That charm comes from the interior layout, which is completely unique. The steering wheel is tiny and you look over it, rather than through it, to see the instrument binnacle. There have been some criticisms about the wheel blocking the instruments, but that will only affect a very small number of drivers with unusual driving positions.
Interior quality is a great improvement over the old 207, comparing well with most rivals. There’s a nicely put together dashboard layout with soft-touch covering, and while the low down plastics aren’t quite as plush as those higher up, that’s pretty typical of cars this size, plus they’re hardwearing enough to stand the test of time.
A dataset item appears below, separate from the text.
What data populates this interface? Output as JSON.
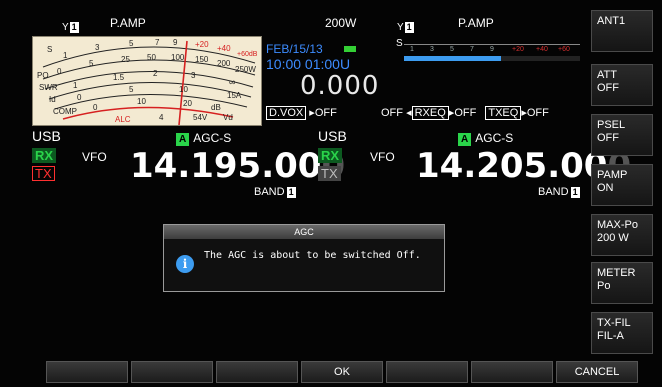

One thing that stands out is the touch screen system at the top of the centre stack; it looks pretty swanky but it’s not the most responsive or user friendly system we've experienced. You do get used to it fairly quickly though. There are some further niggles in the cabin, too, like a tiny glovebox and cup holders that are too small to carry anything larger than a 330ml can of pop.
The aforementioned miniature steering wheel makes for an interesting driving experience – go karts have wheels of a similar size, so you end up gripping it in the same way through corners. Unfortunately, the size of the steering wheel doesn’t make the drive the very best – the handling is neither joyfully precise nor is the ride particularly comfortable, while the gear change is sloppy and clunky. Ford does it better with the Fiesta.
On the plus side, running costs should be low thanks to a broad offering of frugal petrol and diesel engines, including e-HDI diesels which successfully blend useful performance with good economy – you’ll beat 50mpg in real world driving without even trying. There’s also a 1.0-litre three-cylinder that starts at less than £10,000 and a full-fat, 200PS GTI.
Furthermore, Peugeot’s ‘Just Add Fuel’ lease option bundles up all motoring costs including the monthly lease amount, tax discs, maintenance costs and insurance into one amount. That means one headache free car bill each month – the only other cost under most circumstances is fuel.